[Element data from apps and pages]
──────────

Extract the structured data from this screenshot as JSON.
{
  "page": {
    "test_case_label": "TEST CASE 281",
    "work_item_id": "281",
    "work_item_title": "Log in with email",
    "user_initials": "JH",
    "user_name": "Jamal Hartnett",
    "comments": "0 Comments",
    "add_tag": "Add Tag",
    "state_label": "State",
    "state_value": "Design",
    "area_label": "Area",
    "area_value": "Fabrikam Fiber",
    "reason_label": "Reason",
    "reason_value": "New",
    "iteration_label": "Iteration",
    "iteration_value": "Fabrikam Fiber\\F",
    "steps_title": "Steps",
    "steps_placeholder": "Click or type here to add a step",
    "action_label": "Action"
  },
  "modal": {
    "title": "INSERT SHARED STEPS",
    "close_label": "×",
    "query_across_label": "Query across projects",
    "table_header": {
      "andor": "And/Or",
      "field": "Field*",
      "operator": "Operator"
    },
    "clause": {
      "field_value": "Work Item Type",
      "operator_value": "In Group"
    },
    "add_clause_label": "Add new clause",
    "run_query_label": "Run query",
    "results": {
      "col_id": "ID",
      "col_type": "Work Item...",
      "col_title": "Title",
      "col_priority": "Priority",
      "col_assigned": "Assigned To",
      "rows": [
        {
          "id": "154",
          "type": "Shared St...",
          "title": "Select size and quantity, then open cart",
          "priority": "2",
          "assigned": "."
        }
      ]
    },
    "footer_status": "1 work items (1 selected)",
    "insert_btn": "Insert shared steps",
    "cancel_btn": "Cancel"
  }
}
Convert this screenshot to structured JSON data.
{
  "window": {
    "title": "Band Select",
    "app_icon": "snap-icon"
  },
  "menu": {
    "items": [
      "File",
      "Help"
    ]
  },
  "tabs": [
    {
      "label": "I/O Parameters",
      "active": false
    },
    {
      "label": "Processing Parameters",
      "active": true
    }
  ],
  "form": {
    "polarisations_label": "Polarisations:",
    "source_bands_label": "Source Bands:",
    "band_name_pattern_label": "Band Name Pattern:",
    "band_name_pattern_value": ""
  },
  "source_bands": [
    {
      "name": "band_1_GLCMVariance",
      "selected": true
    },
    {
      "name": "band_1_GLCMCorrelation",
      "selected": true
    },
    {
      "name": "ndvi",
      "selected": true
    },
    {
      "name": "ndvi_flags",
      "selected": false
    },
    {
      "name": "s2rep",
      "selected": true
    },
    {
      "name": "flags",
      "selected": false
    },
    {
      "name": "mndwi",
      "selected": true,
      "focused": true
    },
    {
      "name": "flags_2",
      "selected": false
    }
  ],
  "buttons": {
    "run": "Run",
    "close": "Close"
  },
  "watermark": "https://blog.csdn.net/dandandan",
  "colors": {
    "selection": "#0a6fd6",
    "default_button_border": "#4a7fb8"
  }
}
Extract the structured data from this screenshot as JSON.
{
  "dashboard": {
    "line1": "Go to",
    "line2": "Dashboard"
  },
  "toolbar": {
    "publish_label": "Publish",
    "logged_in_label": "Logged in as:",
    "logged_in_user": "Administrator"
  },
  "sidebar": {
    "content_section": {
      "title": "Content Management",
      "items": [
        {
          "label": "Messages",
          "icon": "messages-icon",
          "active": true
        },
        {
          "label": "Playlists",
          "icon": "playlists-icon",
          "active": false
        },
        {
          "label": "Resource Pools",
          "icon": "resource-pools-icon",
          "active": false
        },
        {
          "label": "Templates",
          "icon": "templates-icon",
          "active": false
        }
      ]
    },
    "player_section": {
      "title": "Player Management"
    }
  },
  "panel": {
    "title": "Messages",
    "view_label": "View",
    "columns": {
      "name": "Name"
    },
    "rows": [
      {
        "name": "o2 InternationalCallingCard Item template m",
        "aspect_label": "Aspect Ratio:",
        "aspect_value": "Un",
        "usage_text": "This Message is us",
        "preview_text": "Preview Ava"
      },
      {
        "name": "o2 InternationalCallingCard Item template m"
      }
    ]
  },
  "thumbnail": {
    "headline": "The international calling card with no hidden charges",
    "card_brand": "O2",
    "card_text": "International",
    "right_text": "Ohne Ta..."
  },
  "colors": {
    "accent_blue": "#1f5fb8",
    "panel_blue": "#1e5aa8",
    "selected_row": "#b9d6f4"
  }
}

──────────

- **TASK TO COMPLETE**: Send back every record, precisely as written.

- **COMPLETED TASK**:
Extract the structured data from this screenshot as JSON.
{
  "page": {
    "test_case_label": "TEST CASE 281",
    "work_item_id": "281",
    "work_item_title": "Log in with email",
    "user_initials": "JH",
    "user_name": "Jamal Hartnett",
    "comments": "0 Comments",
    "add_tag": "Add Tag",
    "state_label": "State",
    "state_value": "Design",
    "area_label": "Area",
    "area_value": "Fabrikam Fiber",
    "reason_label": "Reason",
    "reason_value": "New",
    "iteration_label": "Iteration",
    "iteration_value": "Fabrikam Fiber\\F",
    "steps_title": "Steps",
    "steps_placeholder": "Click or type here to add a step",
    "action_label": "Action"
  },
  "modal": {
    "title": "INSERT SHARED STEPS",
    "close_label": "×",
    "query_across_label": "Query across projects",
    "table_header": {
      "andor": "And/Or",
      "field": "Field*",
      "operator": "Operator"
    },
    "clause": {
      "field_value": "Work Item Type",
      "operator_value": "In Group"
    },
    "add_clause_label": "Add new clause",
    "run_query_label": "Run query",
    "results": {
      "col_id": "ID",
      "col_type": "Work Item...",
      "col_title": "Title",
      "col_priority": "Priority",
      "col_assigned": "Assigned To",
      "rows": [
        {
          "id": "154",
          "type": "Shared St...",
          "title": "Select size and quantity, then open cart",
          "priority": "2",
          "assigned": "."
        }
      ]
    },
    "footer_status": "1 work items (1 selected)",
    "insert_btn": "Insert shared steps",
    "cancel_btn": "Cancel"
  }
}
Convert this screenshot to structured JSON data.
{
  "window": {
    "title": "Band Select",
    "app_icon": "snap-icon"
  },
  "menu": {
    "items": [
      "File",
      "Help"
    ]
  },
  "tabs": [
    {
      "label": "I/O Parameters",
      "active": false
    },
    {
      "label": "Processing Parameters",
      "active": true
    }
  ],
  "form": {
    "polarisations_label": "Polarisations:",
    "source_bands_label": "Source Bands:",
    "band_name_pattern_label": "Band Name Pattern:",
    "band_name_pattern_value": ""
  },
  "source_bands": [
    {
      "name": "band_1_GLCMVariance",
      "selected": true
    },
    {
      "name": "band_1_GLCMCorrelation",
      "selected": true
    },
    {
      "name": "ndvi",
      "selected": true
    },
    {
      "name": "ndvi_flags",
      "selected": false
    },
    {
      "name": "s2rep",
      "selected": true
    },
    {
      "name": "flags",
      "selected": false
    },
    {
      "name": "mndwi",
      "selected": true,
      "focused": true
    },
    {
      "name": "flags_2",
      "selected": false
    }
  ],
  "buttons": {
    "run": "Run",
    "close": "Close"
  },
  "watermark": "https://blog.csdn.net/dandandan",
  "colors": {
    "selection": "#0a6fd6",
    "default_button_border": "#4a7fb8"
  }
}
Extract the structured data from this screenshot as JSON.
{
  "dashboard": {
    "line1": "Go to",
    "line2": "Dashboard"
  },
  "toolbar": {
    "publish_label": "Publish",
    "logged_in_label": "Logged in as:",
    "logged_in_user": "Administrator"
  },
  "sidebar": {
    "content_section": {
      "title": "Content Management",
      "items": [
        {
          "label": "Messages",
          "icon": "messages-icon",
          "active": true
        },
        {
          "label": "Playlists",
          "icon": "playlists-icon",
          "active": false
        },
        {
          "label": "Resource Pools",
          "icon": "resource-pools-icon",
          "active": false
        },
        {
          "label": "Templates",
          "icon": "templates-icon",
          "active": false
        }
      ]
    },
    "player_section": {
      "title": "Player Management"
    }
  },
  "panel": {
    "title": "Messages",
    "view_label": "View",
    "columns": {
      "name": "Name"
    },
    "rows": [
      {
        "name": "o2 InternationalCallingCard Item template m",
        "aspect_label": "Aspect Ratio:",
        "aspect_value": "Un",
        "usage_text": "This Message is us",
        "preview_text": "Preview Ava"
      },
      {
        "name": "o2 InternationalCallingCard Item template m"
      }
    ]
  },
  "thumbnail": {
    "headline": "The international calling card with no hidden charges",
    "card_brand": "O2",
    "card_text": "International",
    "right_text": "Ohne Ta..."
  },
  "colors": {
    "accent_blue": "#1f5fb8",
    "panel_blue": "#1e5aa8",
    "selected_row": "#b9d6f4"
  }
}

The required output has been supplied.